The Atlantic Provinces in Confederation


628 pages
Contains Photos, Illustrations, Maps, Bibliography, Index
ISBN 0-8020-6817-0
DDC 971.5




Edited by E.R. Forbes and D.A. Muise
Reviewed by Ian A. Andrews

Ian A. Andrews is a high-school social sciences teacher and editor of the New Brunswick Teachers’ Association’s Focus.


In the last quarter-century, the Atlantic provinces have experienced a
renaissance in historical research. In the words of its editors, history
professors Ernest Forbes (University of New Brunswick) and Del Muise
(Carleton University), The Atlantic Provinces in Confederation “is
intended to give the public access to the scholarly research on the
region ... while advancing that scholarship through synthesis, new
information, and fresh interpretations.”
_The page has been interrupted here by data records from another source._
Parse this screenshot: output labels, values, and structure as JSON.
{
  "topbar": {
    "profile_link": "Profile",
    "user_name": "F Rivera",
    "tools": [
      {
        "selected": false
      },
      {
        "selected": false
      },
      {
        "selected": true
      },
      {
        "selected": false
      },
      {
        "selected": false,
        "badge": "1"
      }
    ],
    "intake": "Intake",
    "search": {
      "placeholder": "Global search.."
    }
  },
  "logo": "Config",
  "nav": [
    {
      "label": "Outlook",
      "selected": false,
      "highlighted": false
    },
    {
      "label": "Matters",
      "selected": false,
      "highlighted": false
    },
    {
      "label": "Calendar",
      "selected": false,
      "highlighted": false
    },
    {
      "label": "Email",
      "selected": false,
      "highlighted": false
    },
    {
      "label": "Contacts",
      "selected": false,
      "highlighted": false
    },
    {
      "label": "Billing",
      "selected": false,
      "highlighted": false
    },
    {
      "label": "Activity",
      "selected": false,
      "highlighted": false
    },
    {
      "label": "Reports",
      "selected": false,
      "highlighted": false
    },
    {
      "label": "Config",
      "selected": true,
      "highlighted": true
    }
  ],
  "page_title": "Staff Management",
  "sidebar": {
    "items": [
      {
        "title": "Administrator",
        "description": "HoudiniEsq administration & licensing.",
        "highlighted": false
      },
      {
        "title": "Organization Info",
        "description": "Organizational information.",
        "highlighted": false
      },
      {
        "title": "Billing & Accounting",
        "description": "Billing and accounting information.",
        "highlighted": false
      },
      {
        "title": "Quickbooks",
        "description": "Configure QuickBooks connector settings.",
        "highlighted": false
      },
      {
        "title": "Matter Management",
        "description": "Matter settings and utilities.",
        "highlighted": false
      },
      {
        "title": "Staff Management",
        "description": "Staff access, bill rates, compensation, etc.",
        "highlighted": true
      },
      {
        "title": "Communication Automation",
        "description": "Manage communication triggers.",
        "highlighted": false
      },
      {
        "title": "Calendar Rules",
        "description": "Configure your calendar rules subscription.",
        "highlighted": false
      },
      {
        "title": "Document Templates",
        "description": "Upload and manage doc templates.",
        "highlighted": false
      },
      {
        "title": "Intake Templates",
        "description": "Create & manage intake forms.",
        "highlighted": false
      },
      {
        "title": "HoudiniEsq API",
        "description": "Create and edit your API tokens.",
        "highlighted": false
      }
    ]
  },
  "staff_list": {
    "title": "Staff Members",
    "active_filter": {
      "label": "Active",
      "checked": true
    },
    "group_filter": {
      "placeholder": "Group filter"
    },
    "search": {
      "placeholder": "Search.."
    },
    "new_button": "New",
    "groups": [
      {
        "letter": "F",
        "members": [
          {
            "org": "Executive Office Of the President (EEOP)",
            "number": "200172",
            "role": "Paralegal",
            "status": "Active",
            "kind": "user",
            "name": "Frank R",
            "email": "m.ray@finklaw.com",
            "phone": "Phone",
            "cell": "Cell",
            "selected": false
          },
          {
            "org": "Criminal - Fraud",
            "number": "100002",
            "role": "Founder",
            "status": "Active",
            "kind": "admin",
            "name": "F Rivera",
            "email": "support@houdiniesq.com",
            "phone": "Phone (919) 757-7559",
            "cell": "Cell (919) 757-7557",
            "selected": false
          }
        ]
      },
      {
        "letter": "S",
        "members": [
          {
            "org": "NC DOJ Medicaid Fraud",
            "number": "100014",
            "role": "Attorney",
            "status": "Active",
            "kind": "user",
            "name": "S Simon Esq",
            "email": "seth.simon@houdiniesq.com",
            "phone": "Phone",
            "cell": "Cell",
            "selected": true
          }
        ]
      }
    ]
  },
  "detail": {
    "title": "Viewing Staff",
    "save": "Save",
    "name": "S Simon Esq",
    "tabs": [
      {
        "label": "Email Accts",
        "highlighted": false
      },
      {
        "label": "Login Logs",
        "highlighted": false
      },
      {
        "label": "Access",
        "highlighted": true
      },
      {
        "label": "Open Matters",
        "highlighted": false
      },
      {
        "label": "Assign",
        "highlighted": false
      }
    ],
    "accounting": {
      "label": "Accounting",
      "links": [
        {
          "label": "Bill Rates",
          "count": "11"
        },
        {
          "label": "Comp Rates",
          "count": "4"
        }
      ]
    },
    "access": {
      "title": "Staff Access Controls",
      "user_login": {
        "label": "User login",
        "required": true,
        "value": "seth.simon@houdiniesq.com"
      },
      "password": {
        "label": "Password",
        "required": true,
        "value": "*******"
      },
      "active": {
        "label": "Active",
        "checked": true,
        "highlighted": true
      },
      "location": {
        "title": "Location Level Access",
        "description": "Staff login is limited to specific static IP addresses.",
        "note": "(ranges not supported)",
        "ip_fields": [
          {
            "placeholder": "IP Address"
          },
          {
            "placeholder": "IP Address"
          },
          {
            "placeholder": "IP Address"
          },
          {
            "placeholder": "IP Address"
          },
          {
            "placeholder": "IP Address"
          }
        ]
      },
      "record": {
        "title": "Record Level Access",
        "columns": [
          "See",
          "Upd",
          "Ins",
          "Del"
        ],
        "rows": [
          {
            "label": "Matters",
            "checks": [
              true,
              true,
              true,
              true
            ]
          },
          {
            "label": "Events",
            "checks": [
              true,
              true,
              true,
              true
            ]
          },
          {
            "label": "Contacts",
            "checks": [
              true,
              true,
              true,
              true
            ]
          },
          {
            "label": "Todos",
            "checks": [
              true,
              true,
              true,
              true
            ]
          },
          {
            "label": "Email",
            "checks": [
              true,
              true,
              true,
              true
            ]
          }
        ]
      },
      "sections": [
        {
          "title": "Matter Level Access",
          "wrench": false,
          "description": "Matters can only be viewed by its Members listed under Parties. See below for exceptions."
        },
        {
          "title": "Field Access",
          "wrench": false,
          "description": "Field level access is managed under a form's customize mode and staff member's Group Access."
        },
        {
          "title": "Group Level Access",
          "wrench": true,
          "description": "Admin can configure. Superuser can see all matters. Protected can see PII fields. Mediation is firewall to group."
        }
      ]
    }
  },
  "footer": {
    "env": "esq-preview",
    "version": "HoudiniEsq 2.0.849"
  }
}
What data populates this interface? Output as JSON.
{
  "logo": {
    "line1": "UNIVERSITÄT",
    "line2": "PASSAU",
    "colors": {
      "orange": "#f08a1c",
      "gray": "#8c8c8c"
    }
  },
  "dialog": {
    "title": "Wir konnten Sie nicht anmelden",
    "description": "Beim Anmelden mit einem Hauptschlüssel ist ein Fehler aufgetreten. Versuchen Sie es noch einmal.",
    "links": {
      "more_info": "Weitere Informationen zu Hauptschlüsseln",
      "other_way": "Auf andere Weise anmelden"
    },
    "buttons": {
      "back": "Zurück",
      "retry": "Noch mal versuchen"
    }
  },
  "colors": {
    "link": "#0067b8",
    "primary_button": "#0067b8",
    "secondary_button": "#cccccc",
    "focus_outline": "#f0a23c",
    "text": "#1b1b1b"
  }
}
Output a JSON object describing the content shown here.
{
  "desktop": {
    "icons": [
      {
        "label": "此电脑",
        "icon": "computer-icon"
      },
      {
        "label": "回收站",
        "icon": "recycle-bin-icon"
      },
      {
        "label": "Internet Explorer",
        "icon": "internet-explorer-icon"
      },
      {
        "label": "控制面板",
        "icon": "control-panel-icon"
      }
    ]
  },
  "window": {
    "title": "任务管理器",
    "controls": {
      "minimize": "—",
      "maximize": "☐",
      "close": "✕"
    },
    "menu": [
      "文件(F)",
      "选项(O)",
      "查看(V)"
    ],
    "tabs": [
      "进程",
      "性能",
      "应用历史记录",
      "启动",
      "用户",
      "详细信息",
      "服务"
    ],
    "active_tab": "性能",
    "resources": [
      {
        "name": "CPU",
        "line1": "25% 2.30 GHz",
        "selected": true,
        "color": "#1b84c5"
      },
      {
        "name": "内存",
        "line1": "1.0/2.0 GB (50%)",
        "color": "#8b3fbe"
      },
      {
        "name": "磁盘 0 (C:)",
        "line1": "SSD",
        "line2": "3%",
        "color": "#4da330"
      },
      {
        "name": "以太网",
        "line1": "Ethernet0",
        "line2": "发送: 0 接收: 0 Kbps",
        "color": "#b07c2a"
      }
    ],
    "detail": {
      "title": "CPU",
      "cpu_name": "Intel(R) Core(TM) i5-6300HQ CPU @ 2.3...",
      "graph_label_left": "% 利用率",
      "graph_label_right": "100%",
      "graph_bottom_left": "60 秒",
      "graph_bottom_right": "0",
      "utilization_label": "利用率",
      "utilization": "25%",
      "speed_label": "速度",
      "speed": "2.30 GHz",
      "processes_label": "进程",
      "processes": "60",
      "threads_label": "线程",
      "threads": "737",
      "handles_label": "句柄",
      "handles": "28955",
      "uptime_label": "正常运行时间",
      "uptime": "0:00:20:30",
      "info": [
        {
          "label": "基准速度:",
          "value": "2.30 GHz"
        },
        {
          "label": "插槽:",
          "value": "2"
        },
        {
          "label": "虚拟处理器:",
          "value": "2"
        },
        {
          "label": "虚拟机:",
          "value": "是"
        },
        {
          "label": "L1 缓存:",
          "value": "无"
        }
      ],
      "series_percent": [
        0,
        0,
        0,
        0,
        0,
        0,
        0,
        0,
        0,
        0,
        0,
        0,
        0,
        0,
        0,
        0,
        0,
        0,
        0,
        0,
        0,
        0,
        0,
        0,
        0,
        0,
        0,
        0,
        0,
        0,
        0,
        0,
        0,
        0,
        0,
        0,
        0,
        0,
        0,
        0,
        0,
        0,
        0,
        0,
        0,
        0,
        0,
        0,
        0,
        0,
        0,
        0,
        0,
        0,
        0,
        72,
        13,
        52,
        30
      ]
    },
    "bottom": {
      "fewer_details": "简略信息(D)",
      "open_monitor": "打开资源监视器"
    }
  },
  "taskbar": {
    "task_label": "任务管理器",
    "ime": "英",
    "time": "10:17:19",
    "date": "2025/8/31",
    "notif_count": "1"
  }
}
Each of the book’s 13 academics has written on a post-Confederation
decade. There are four chronological divisions: Consolidating the Union
(1867–1890), Transforming Horizons (1890–1920), Living with
Disparity (1920–1950), and The Atlantic Provinces (1950–1980). The
first three sections focus on Nova Scotia, New Brunswick, and Prince
Edward Island; the fourth section begins with a chapter on colonial
Newfoundland (1867–1967) and then integrates the history of all four

Although each author presents a different perspective and emphasis,
there are several recurring themes, notably the desire of Maritimers to
benefit as full participants in national programs.

Canadian history texts have tended to marginalize the Atlantic region
while emphasizing central Canada and the West following Confederation.
Intended for those wishing to become acquainted with the trials and
tribulations of Canada’s easternmost provinces, this book could become
the benchmark volume for future studies on the subject.


“The Atlantic Provinces in Confederation,” Canadian Book Review Annual Online, accessed June 23, 2024,